— Task to complete —
Filter the records below, keeping only lines with the string "armor".

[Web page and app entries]
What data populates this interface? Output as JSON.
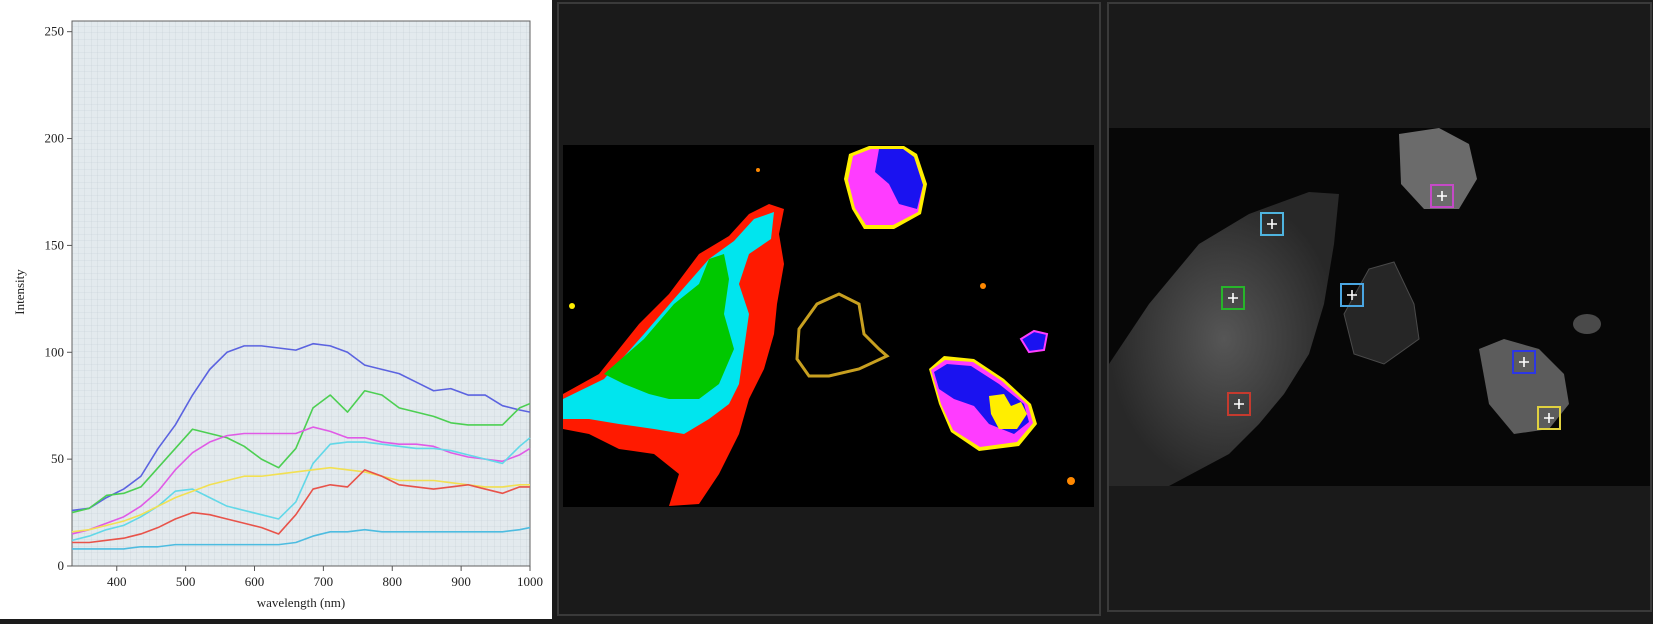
{
  "chart_data": {
    "type": "line",
    "xlabel": "wavelength (nm)",
    "ylabel": "Intensity",
    "xlim": [
      335,
      1000
    ],
    "ylim": [
      0,
      255
    ],
    "xticks": [
      400,
      500,
      600,
      700,
      800,
      900,
      1000
    ],
    "yticks": [
      0,
      50,
      100,
      150,
      200,
      250
    ],
    "grid": true,
    "x": [
      335,
      360,
      385,
      410,
      435,
      460,
      485,
      510,
      535,
      560,
      585,
      610,
      635,
      660,
      685,
      710,
      735,
      760,
      785,
      810,
      835,
      860,
      885,
      910,
      935,
      960,
      985,
      1000
    ],
    "series": [
      {
        "color": "#5b63e0",
        "values": [
          26,
          27,
          32,
          36,
          42,
          55,
          66,
          80,
          92,
          100,
          103,
          103,
          102,
          101,
          104,
          103,
          100,
          94,
          92,
          90,
          86,
          82,
          83,
          80,
          80,
          75,
          73,
          72
        ]
      },
      {
        "color": "#4ccf52",
        "values": [
          25,
          27,
          33,
          34,
          37,
          46,
          55,
          64,
          62,
          60,
          56,
          50,
          46,
          55,
          74,
          80,
          72,
          82,
          80,
          74,
          72,
          70,
          67,
          66,
          66,
          66,
          74,
          76
        ]
      },
      {
        "color": "#e05ae6",
        "values": [
          15,
          17,
          20,
          23,
          28,
          35,
          45,
          53,
          58,
          61,
          62,
          62,
          62,
          62,
          65,
          63,
          60,
          60,
          58,
          57,
          57,
          56,
          53,
          51,
          50,
          49,
          52,
          55
        ]
      },
      {
        "color": "#62d8e8",
        "values": [
          12,
          14,
          17,
          19,
          23,
          28,
          35,
          36,
          32,
          28,
          26,
          24,
          22,
          30,
          48,
          57,
          58,
          58,
          57,
          56,
          55,
          55,
          54,
          52,
          50,
          48,
          56,
          60
        ]
      },
      {
        "color": "#f2e052",
        "values": [
          16,
          17,
          19,
          21,
          24,
          28,
          32,
          35,
          38,
          40,
          42,
          42,
          43,
          44,
          45,
          46,
          45,
          44,
          42,
          40,
          40,
          40,
          39,
          38,
          37,
          37,
          38,
          38
        ]
      },
      {
        "color": "#e8534a",
        "values": [
          11,
          11,
          12,
          13,
          15,
          18,
          22,
          25,
          24,
          22,
          20,
          18,
          15,
          24,
          36,
          38,
          37,
          45,
          42,
          38,
          37,
          36,
          37,
          38,
          36,
          34,
          37,
          37
        ]
      },
      {
        "color": "#4dbce0",
        "values": [
          8,
          8,
          8,
          8,
          9,
          9,
          10,
          10,
          10,
          10,
          10,
          10,
          10,
          11,
          14,
          16,
          16,
          17,
          16,
          16,
          16,
          16,
          16,
          16,
          16,
          16,
          17,
          18
        ]
      }
    ]
  },
  "segmentation_view": {
    "colors": {
      "red": "#ff1a00",
      "cyan": "#00e5ee",
      "green": "#00c800",
      "blue": "#1a12f0",
      "magenta": "#ff3cff",
      "yellow": "#ffee00",
      "background": "#000000"
    }
  },
  "camera_view": {
    "markers": [
      {
        "color": "#4fb4df"
      },
      {
        "color": "#c54ac7"
      },
      {
        "color": "#27b52a"
      },
      {
        "color": "#4aa6e2"
      },
      {
        "color": "#2c36e5"
      },
      {
        "color": "#c53a2e"
      },
      {
        "color": "#e0d13f"
      }
    ]
  }
}
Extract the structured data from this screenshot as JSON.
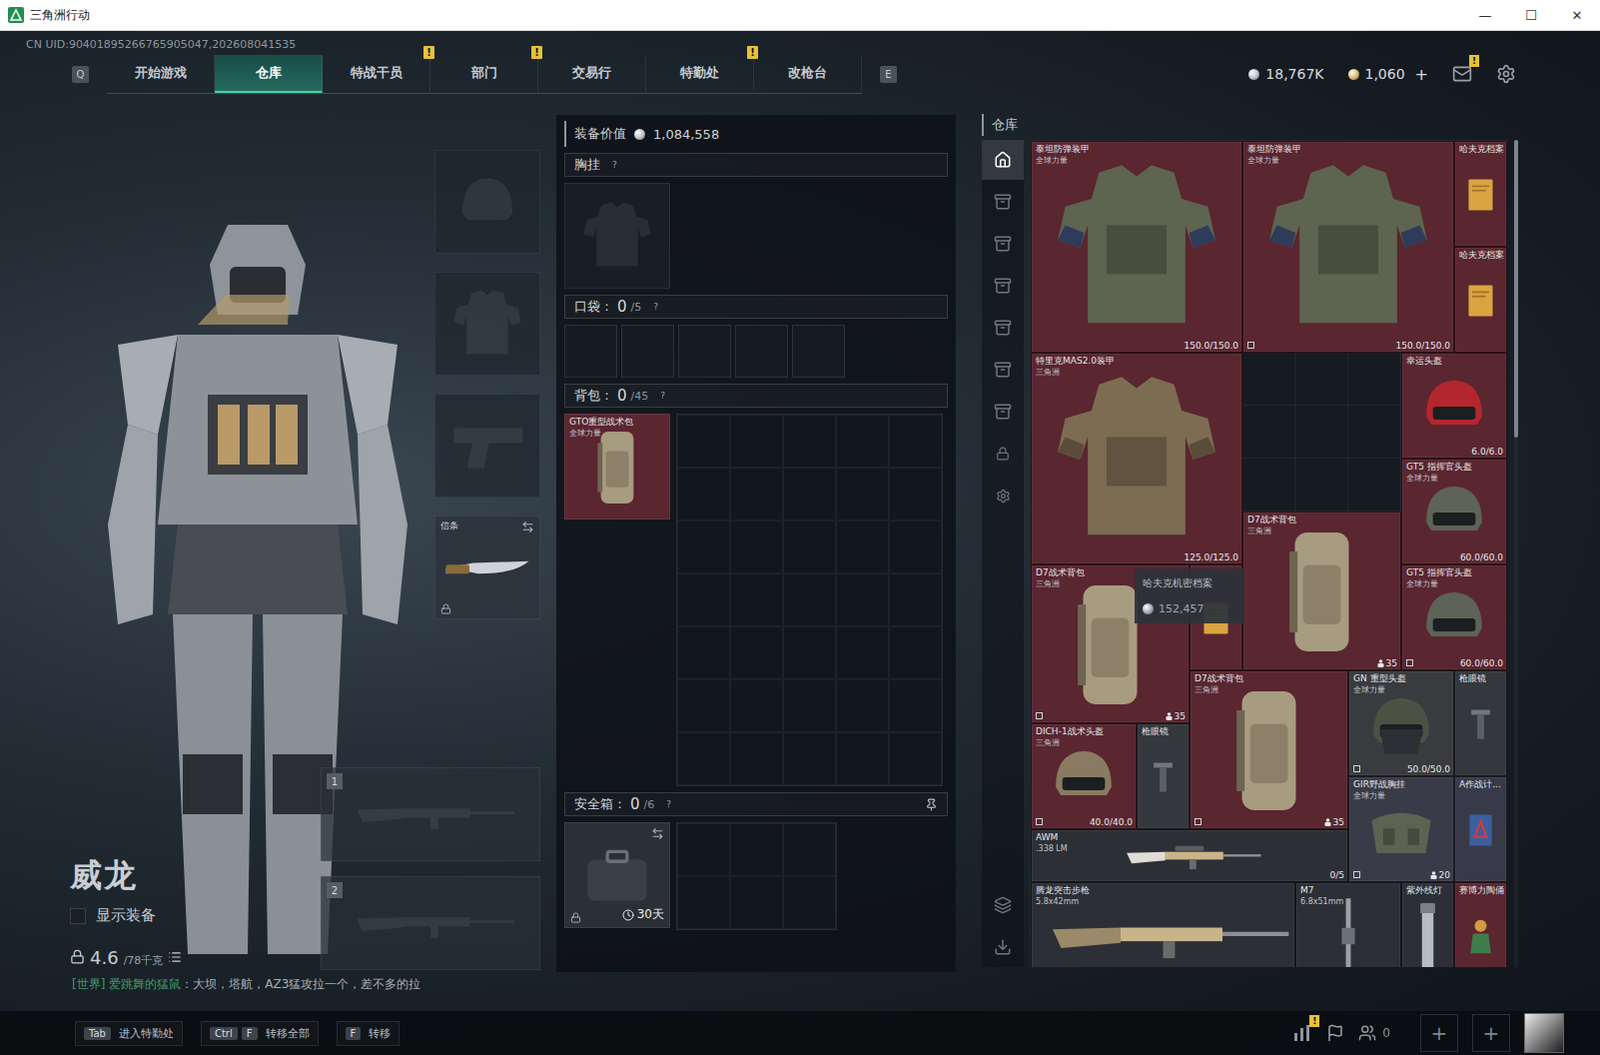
{
  "window": {
    "title": "三角洲行动",
    "controls": [
      "—",
      "☐",
      "✕"
    ]
  },
  "uid": "CN UID:90401895266765905047,202608041535",
  "nav": {
    "left_key": "Q",
    "right_key": "E",
    "tabs": [
      {
        "label": "开始游戏",
        "selected": false,
        "badge": ""
      },
      {
        "label": "仓库",
        "selected": true,
        "badge": ""
      },
      {
        "label": "特战干员",
        "selected": false,
        "badge": "!"
      },
      {
        "label": "部门",
        "selected": false,
        "badge": "!"
      },
      {
        "label": "交易行",
        "selected": false,
        "badge": ""
      },
      {
        "label": "特勤处",
        "selected": false,
        "badge": "!"
      },
      {
        "label": "改枪台",
        "selected": false,
        "badge": ""
      }
    ]
  },
  "currencies": [
    {
      "amount": "18,767K",
      "color": "#b9bec4",
      "add": ""
    },
    {
      "amount": "1,060",
      "color": "#d8b56a",
      "add": "+"
    }
  ],
  "mail": {
    "badge": "!"
  },
  "character": {
    "name": "威龙",
    "show_gear": {
      "label": "显示装备",
      "checked": false
    },
    "weight": "4.6",
    "weight_max": "/78千克"
  },
  "chat": {
    "channel": "[世界]",
    "sender": "爱跳舞的猛鼠",
    "message": "：大坝，塔航，AZ3猛攻拉一个，差不多的拉"
  },
  "gear_slots": [
    {
      "kind": "helmet",
      "filled": false,
      "label": "",
      "locked": false
    },
    {
      "kind": "armor",
      "filled": false,
      "label": "",
      "locked": false
    },
    {
      "kind": "pistol",
      "filled": false,
      "label": "",
      "locked": false
    },
    {
      "kind": "knife",
      "filled": true,
      "label": "信条",
      "locked": true
    }
  ],
  "weapon_slots": [
    {
      "number": "1"
    },
    {
      "number": "2"
    }
  ],
  "loadout": {
    "value_label": "装备价值",
    "value": "1,084,558",
    "chest": {
      "title": "胸挂",
      "help": "?"
    },
    "pockets": {
      "title": "口袋：",
      "count": "0",
      "capacity": "/5",
      "help": "?",
      "cells": 5
    },
    "backpack": {
      "title": "背包：",
      "count": "0",
      "capacity": "/45",
      "help": "?",
      "item": {
        "name": "GTO重型战术包",
        "sub": "全球力量",
        "color": "#5a2630"
      }
    },
    "secure": {
      "title": "安全箱：",
      "count": "0",
      "capacity": "/6",
      "help": "?",
      "locked": true,
      "days": "30天"
    }
  },
  "warehouse": {
    "title": "仓库",
    "tabs": [
      {
        "kind": "home",
        "selected": true
      },
      {
        "kind": "stash",
        "selected": false
      },
      {
        "kind": "stash",
        "selected": false
      },
      {
        "kind": "stash",
        "selected": false
      },
      {
        "kind": "stash",
        "selected": false
      },
      {
        "kind": "stash",
        "selected": false
      },
      {
        "kind": "stash",
        "selected": false
      },
      {
        "kind": "lock",
        "selected": false
      },
      {
        "kind": "settings",
        "selected": false
      }
    ],
    "tools": [
      {
        "kind": "layers"
      },
      {
        "kind": "transfer"
      }
    ],
    "scroll": {
      "thumb": 0.36,
      "position": 0
    },
    "items": [
      {
        "name": "泰坦防弹装甲",
        "sub": "全球力量",
        "kind": "armor",
        "color": "#5a2630",
        "durability": "150.0/150.0",
        "count": "",
        "ammo": "",
        "marked": false,
        "hovered": false,
        "price": ""
      },
      {
        "name": "泰坦防弹装甲",
        "sub": "全球力量",
        "kind": "armor",
        "color": "#5a2630",
        "durability": "150.0/150.0",
        "count": "",
        "ammo": "",
        "marked": true,
        "hovered": false,
        "price": ""
      },
      {
        "name": "哈夫克档案",
        "sub": "",
        "kind": "document",
        "color": "#5a2630",
        "durability": "",
        "count": "",
        "ammo": "",
        "marked": false,
        "hovered": false,
        "price": ""
      },
      {
        "name": "哈夫克档案",
        "sub": "",
        "kind": "document",
        "color": "#5a2630",
        "durability": "",
        "count": "",
        "ammo": "",
        "marked": false,
        "hovered": false,
        "price": ""
      },
      {
        "name": "特里克MAS2.0装甲",
        "sub": "三角洲",
        "kind": "armor-camo",
        "color": "#5a2630",
        "durability": "125.0/125.0",
        "count": "",
        "ammo": "",
        "marked": false,
        "hovered": false,
        "price": ""
      },
      {
        "name": "幸运头盔",
        "sub": "",
        "kind": "helmet-red",
        "color": "#5a2630",
        "durability": "6.0/6.0",
        "count": "",
        "ammo": "",
        "marked": false,
        "hovered": false,
        "price": ""
      },
      {
        "name": "GT5 指挥官头盔",
        "sub": "全球力量",
        "kind": "helmet",
        "color": "#5a2630",
        "durability": "60.0/60.0",
        "count": "",
        "ammo": "",
        "marked": false,
        "hovered": false,
        "price": ""
      },
      {
        "name": "D7战术背包",
        "sub": "三角洲",
        "kind": "backpack",
        "color": "#5a2630",
        "durability": "",
        "count": "35",
        "ammo": "",
        "marked": false,
        "hovered": false,
        "price": ""
      },
      {
        "name": "D7战术背包",
        "sub": "三角洲",
        "kind": "backpack",
        "color": "#5a2630",
        "durability": "",
        "count": "35",
        "ammo": "",
        "marked": true,
        "hovered": false,
        "price": ""
      },
      {
        "name": "哈夫克机密档案",
        "sub": "",
        "kind": "document",
        "color": "#5a2630",
        "durability": "",
        "count": "",
        "ammo": "",
        "marked": false,
        "hovered": true,
        "price": "152,457"
      },
      {
        "name": "GT5 指挥官头盔",
        "sub": "全球力量",
        "kind": "helmet",
        "color": "#5a2630",
        "durability": "60.0/60.0",
        "count": "",
        "ammo": "",
        "marked": true,
        "hovered": false,
        "price": ""
      },
      {
        "name": "D7战术背包",
        "sub": "三角洲",
        "kind": "backpack",
        "color": "#5a2630",
        "durability": "",
        "count": "35",
        "ammo": "",
        "marked": true,
        "hovered": false,
        "price": ""
      },
      {
        "name": "GN 重型头盔",
        "sub": "全球力量",
        "kind": "helmet-heavy",
        "color": "#3a3b3e",
        "durability": "50.0/50.0",
        "count": "",
        "ammo": "",
        "marked": true,
        "hovered": false,
        "price": ""
      },
      {
        "name": "枪眼镜",
        "sub": "",
        "kind": "scope",
        "color": "#34373c",
        "durability": "",
        "count": "",
        "ammo": "",
        "marked": false,
        "hovered": false,
        "price": ""
      },
      {
        "name": "DICH-1战术头盔",
        "sub": "三角洲",
        "kind": "helmet-tan",
        "color": "#5a2630",
        "durability": "40.0/40.0",
        "count": "",
        "ammo": "",
        "marked": true,
        "hovered": false,
        "price": ""
      },
      {
        "name": "枪眼镜",
        "sub": "",
        "kind": "scope",
        "color": "#34373c",
        "durability": "",
        "count": "",
        "ammo": "",
        "marked": false,
        "hovered": false,
        "price": ""
      },
      {
        "name": "GIR野战胸挂",
        "sub": "全球力量",
        "kind": "rig",
        "color": "#393b48",
        "durability": "",
        "count": "20",
        "ammo": "",
        "marked": true,
        "hovered": false,
        "price": ""
      },
      {
        "name": "A作战计...",
        "sub": "",
        "kind": "book",
        "color": "#383a4a",
        "durability": "",
        "count": "",
        "ammo": "",
        "marked": false,
        "hovered": false,
        "price": ""
      },
      {
        "name": "AWM",
        "sub": ".338 LM",
        "kind": "rifle-sniper",
        "color": "#2c3036",
        "durability": "",
        "count": "",
        "ammo": "0/5",
        "marked": false,
        "hovered": false,
        "price": ""
      },
      {
        "name": "腾龙突击步枪",
        "sub": "5.8x42mm",
        "kind": "rifle",
        "color": "#2c3036",
        "durability": "",
        "count": "",
        "ammo": "",
        "marked": false,
        "hovered": false,
        "price": ""
      },
      {
        "name": "M7",
        "sub": "6.8x51mm",
        "kind": "rifle-vertical",
        "color": "#2c3036",
        "durability": "",
        "count": "",
        "ammo": "",
        "marked": false,
        "hovered": false,
        "price": ""
      },
      {
        "name": "紫外线灯",
        "sub": "",
        "kind": "light",
        "color": "#2c3036",
        "durability": "",
        "count": "",
        "ammo": "",
        "marked": false,
        "hovered": false,
        "price": ""
      },
      {
        "name": "赛博力陶俑",
        "sub": "",
        "kind": "figure",
        "color": "#5a2630",
        "durability": "",
        "count": "",
        "ammo": "",
        "marked": false,
        "hovered": false,
        "price": ""
      }
    ]
  },
  "bottom": {
    "hints": [
      {
        "keys": [
          "Tab"
        ],
        "label": "进入特勤处"
      },
      {
        "keys": [
          "Ctrl",
          "F"
        ],
        "label": "转移全部"
      },
      {
        "keys": [
          "F"
        ],
        "label": "转移"
      }
    ],
    "stats_badge": "!",
    "friends": "0",
    "add_slots": [
      "+",
      "+"
    ]
  }
}
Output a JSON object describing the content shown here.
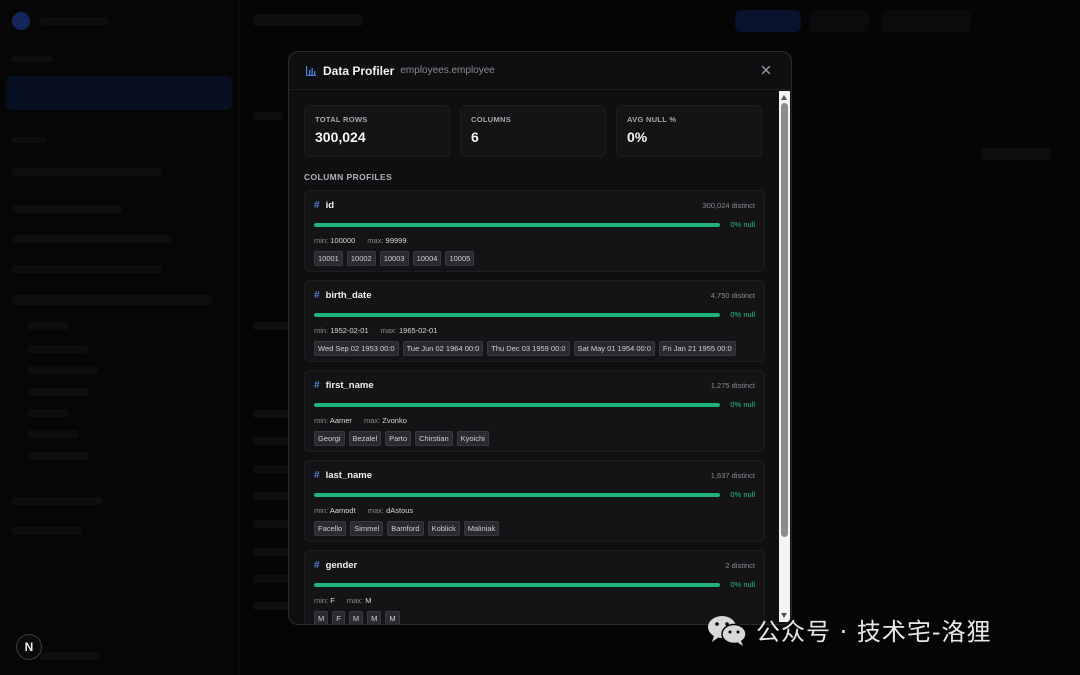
{
  "modal": {
    "title": "Data Profiler",
    "table": "employees.employee"
  },
  "stats": [
    {
      "label": "TOTAL ROWS",
      "value": "300,024"
    },
    {
      "label": "COLUMNS",
      "value": "6"
    },
    {
      "label": "AVG NULL %",
      "value": "0%"
    }
  ],
  "section_title": "COLUMN PROFILES",
  "columns": [
    {
      "name": "id",
      "distinct": "300,024 distinct",
      "null_label": "0% null",
      "non_null_fraction": 1.0,
      "min_label": "min:",
      "min": "100000",
      "max_label": "max:",
      "max": "99999",
      "samples": [
        "10001",
        "10002",
        "10003",
        "10004",
        "10005"
      ]
    },
    {
      "name": "birth_date",
      "distinct": "4,750 distinct",
      "null_label": "0% null",
      "non_null_fraction": 1.0,
      "min_label": "min:",
      "min": "1952-02-01",
      "max_label": "max:",
      "max": "1965-02-01",
      "samples": [
        "Wed Sep 02 1953 00:0",
        "Tue Jun 02 1964 00:0",
        "Thu Dec 03 1959 00:0",
        "Sat May 01 1954 00:0",
        "Fri Jan 21 1955 00:0"
      ]
    },
    {
      "name": "first_name",
      "distinct": "1,275 distinct",
      "null_label": "0% null",
      "non_null_fraction": 1.0,
      "min_label": "min:",
      "min": "Aamer",
      "max_label": "max:",
      "max": "Zvonko",
      "samples": [
        "Georgi",
        "Bezalel",
        "Parto",
        "Chirstian",
        "Kyoichi"
      ]
    },
    {
      "name": "last_name",
      "distinct": "1,637 distinct",
      "null_label": "0% null",
      "non_null_fraction": 1.0,
      "min_label": "min:",
      "min": "Aamodt",
      "max_label": "max:",
      "max": "dAstous",
      "samples": [
        "Facello",
        "Simmel",
        "Bamford",
        "Koblick",
        "Maliniak"
      ]
    },
    {
      "name": "gender",
      "distinct": "2 distinct",
      "null_label": "0% null",
      "non_null_fraction": 1.0,
      "min_label": "min:",
      "min": "F",
      "max_label": "max:",
      "max": "M",
      "samples": [
        "M",
        "F",
        "M",
        "M",
        "M"
      ]
    }
  ],
  "badge": "N",
  "watermark": "公众号 · 技术宅-洛狸",
  "colors": {
    "accent_green": "#1fb57a",
    "hash_blue": "#4f7fd6"
  }
}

— Result of this exercise —
      "kind": "armor",
        "kind": "armor",
        "kind": "armor",
        "kind": "armor-camo",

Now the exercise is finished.